TASK INPUTS Start Marker
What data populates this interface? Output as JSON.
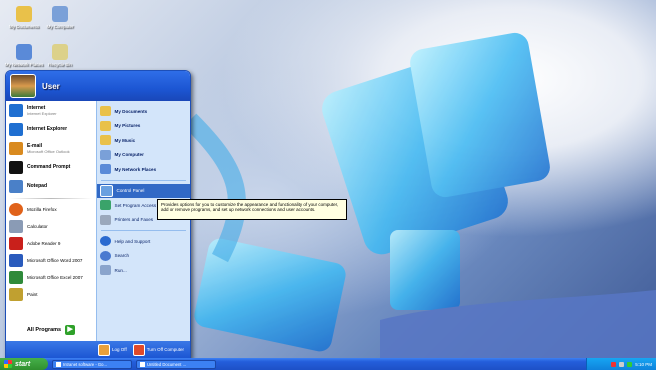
{
  "desktop": {
    "icons": [
      {
        "label": "My Documents"
      },
      {
        "label": "My Computer"
      },
      {
        "label": "My Network Places"
      },
      {
        "label": "Recycle Bin"
      }
    ]
  },
  "start_menu": {
    "username": "User",
    "pinned": [
      {
        "label": "Internet",
        "sub": "Internet Explorer",
        "icon": "internet-explorer-icon",
        "color": "#1f6fd1"
      },
      {
        "label": "Internet Explorer",
        "sub": "",
        "icon": "internet-explorer-icon",
        "color": "#1f6fd1"
      },
      {
        "label": "E-mail",
        "sub": "Microsoft Office Outlook",
        "icon": "mail-icon",
        "color": "#d98a1f"
      },
      {
        "label": "Command Prompt",
        "sub": "",
        "icon": "console-icon",
        "color": "#111111"
      },
      {
        "label": "Notepad",
        "sub": "",
        "icon": "notepad-icon",
        "color": "#4a80c8"
      }
    ],
    "recent": [
      {
        "label": "Mozilla Firefox",
        "icon": "firefox-icon",
        "color": "#e0621a"
      },
      {
        "label": "Calculator",
        "icon": "calculator-icon",
        "color": "#8a9bb5"
      },
      {
        "label": "Adobe Reader 9",
        "icon": "pdf-icon",
        "color": "#c9201b"
      },
      {
        "label": "Microsoft Office Word 2007",
        "icon": "word-icon",
        "color": "#2a5bbd"
      },
      {
        "label": "Microsoft Office Excel 2007",
        "icon": "excel-icon",
        "color": "#2f8a3a"
      },
      {
        "label": "Paint",
        "icon": "paint-icon",
        "color": "#c0a030"
      }
    ],
    "all_programs": "All Programs",
    "right": [
      {
        "label": "My Documents",
        "icon": "folder-icon",
        "color": "#e9c14a",
        "bold": true
      },
      {
        "label": "My Pictures",
        "icon": "folder-icon",
        "color": "#e9c14a",
        "bold": true
      },
      {
        "label": "My Music",
        "icon": "folder-icon",
        "color": "#e9c14a",
        "bold": true
      },
      {
        "label": "My Computer",
        "icon": "computer-icon",
        "color": "#7aa0d8",
        "bold": true
      },
      {
        "label": "My Network Places",
        "icon": "network-icon",
        "color": "#5a8ad8",
        "bold": true
      },
      {
        "label": "Control Panel",
        "icon": "control-panel-icon",
        "color": "#6aa0e0",
        "bold": false,
        "highlight": true
      },
      {
        "label": "Set Program Access and Defaults",
        "icon": "defaults-icon",
        "color": "#3aa36a",
        "bold": false
      },
      {
        "label": "Printers and Faxes",
        "icon": "printer-icon",
        "color": "#9aa8bc",
        "bold": false
      },
      {
        "label": "Help and Support",
        "icon": "help-icon",
        "color": "#2a6ad0",
        "bold": false
      },
      {
        "label": "Search",
        "icon": "search-icon",
        "color": "#4a7ad0",
        "bold": false
      },
      {
        "label": "Run...",
        "icon": "run-icon",
        "color": "#8aa4cc",
        "bold": false
      }
    ],
    "footer": {
      "logoff": "Log Off",
      "turnoff": "Turn Off Computer"
    }
  },
  "tooltip": "Provides options for you to customize the appearance and functionality of your computer, add or remove programs, and set up network connections and user accounts.",
  "taskbar": {
    "start_label": "start",
    "tasks": [
      {
        "label": "Intranet software - Go..."
      },
      {
        "label": "Untitled Document ..."
      }
    ],
    "clock": "5:10 PM"
  },
  "colors": {
    "taskbar_blue": "#245edb",
    "start_green": "#3a9d3a",
    "highlight": "#3169c6",
    "tooltip_bg": "#ffffe1"
  }
}
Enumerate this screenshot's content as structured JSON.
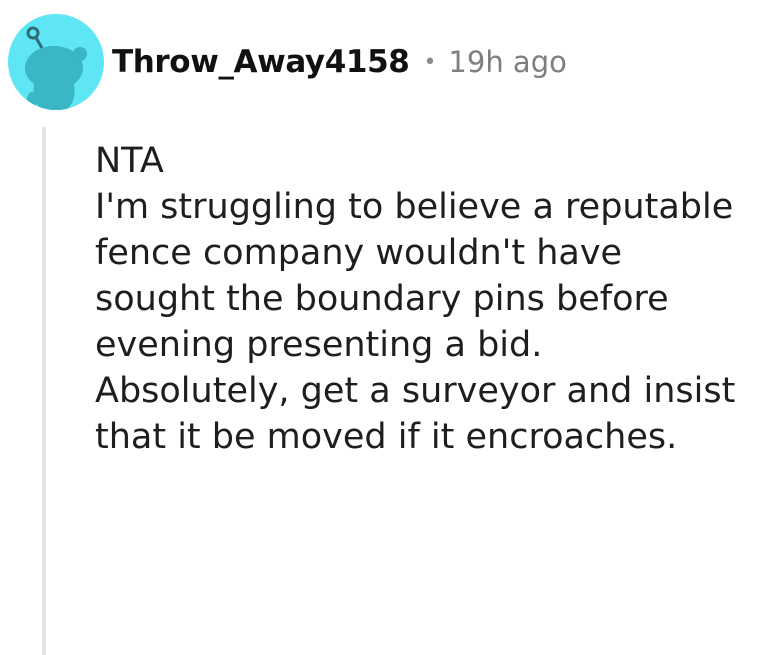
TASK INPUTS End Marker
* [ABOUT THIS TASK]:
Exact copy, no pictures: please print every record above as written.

* [RESULT BELOW]:
What data populates this interface? Output as JSON.
{
  "desktop": {
    "icons": [
      {
        "label": "My Documents"
      },
      {
        "label": "My Computer"
      },
      {
        "label": "My Network Places"
      },
      {
        "label": "Recycle Bin"
      }
    ]
  },
  "start_menu": {
    "username": "User",
    "pinned": [
      {
        "label": "Internet",
        "sub": "Internet Explorer",
        "icon": "internet-explorer-icon",
        "color": "#1f6fd1"
      },
      {
        "label": "Internet Explorer",
        "sub": "",
        "icon": "internet-explorer-icon",
        "color": "#1f6fd1"
      },
      {
        "label": "E-mail",
        "sub": "Microsoft Office Outlook",
        "icon": "mail-icon",
        "color": "#d98a1f"
      },
      {
        "label": "Command Prompt",
        "sub": "",
        "icon": "console-icon",
        "color": "#111111"
      },
      {
        "label": "Notepad",
        "sub": "",
        "icon": "notepad-icon",
        "color": "#4a80c8"
      }
    ],
    "recent": [
      {
        "label": "Mozilla Firefox",
        "icon": "firefox-icon",
        "color": "#e0621a"
      },
      {
        "label": "Calculator",
        "icon": "calculator-icon",
        "color": "#8a9bb5"
      },
      {
        "label": "Adobe Reader 9",
        "icon": "pdf-icon",
        "color": "#c9201b"
      },
      {
        "label": "Microsoft Office Word 2007",
        "icon": "word-icon",
        "color": "#2a5bbd"
      },
      {
        "label": "Microsoft Office Excel 2007",
        "icon": "excel-icon",
        "color": "#2f8a3a"
      },
      {
        "label": "Paint",
        "icon": "paint-icon",
        "color": "#c0a030"
      }
    ],
    "all_programs": "All Programs",
    "right": [
      {
        "label": "My Documents",
        "icon": "folder-icon",
        "color": "#e9c14a",
        "bold": true
      },
      {
        "label": "My Pictures",
        "icon": "folder-icon",
        "color": "#e9c14a",
        "bold": true
      },
      {
        "label": "My Music",
        "icon": "folder-icon",
        "color": "#e9c14a",
        "bold": true
      },
      {
        "label": "My Computer",
        "icon": "computer-icon",
        "color": "#7aa0d8",
        "bold": true
      },
      {
        "label": "My Network Places",
        "icon": "network-icon",
        "color": "#5a8ad8",
        "bold": true
      },
      {
        "label": "Control Panel",
        "icon": "control-panel-icon",
        "color": "#6aa0e0",
        "bold": false,
        "highlight": true
      },
      {
        "label": "Set Program Access and Defaults",
        "icon": "defaults-icon",
        "color": "#3aa36a",
        "bold": false
      },
      {
        "label": "Printers and Faxes",
        "icon": "printer-icon",
        "color": "#9aa8bc",
        "bold": false
      },
      {
        "label": "Help and Support",
        "icon": "help-icon",
        "color": "#2a6ad0",
        "bold": false
      },
      {
        "label": "Search",
        "icon": "search-icon",
        "color": "#4a7ad0",
        "bold": false
      },
      {
        "label": "Run...",
        "icon": "run-icon",
        "color": "#8aa4cc",
        "bold": false
      }
    ],
    "footer": {
      "logoff": "Log Off",
      "turnoff": "Turn Off Computer"
    }
  },
  "tooltip": "Provides options for you to customize the appearance and functionality of your computer, add or remove programs, and set up network connections and user accounts.",
  "taskbar": {
    "start_label": "start",
    "tasks": [
      {
        "label": "Intranet software - Go..."
      },
      {
        "label": "Untitled Document ..."
      }
    ],
    "clock": "5:10 PM"
  },
  "colors": {
    "taskbar_blue": "#245edb",
    "start_green": "#3a9d3a",
    "highlight": "#3169c6",
    "tooltip_bg": "#ffffe1"
  }
}
Enumerate this screenshot's content as structured JSON.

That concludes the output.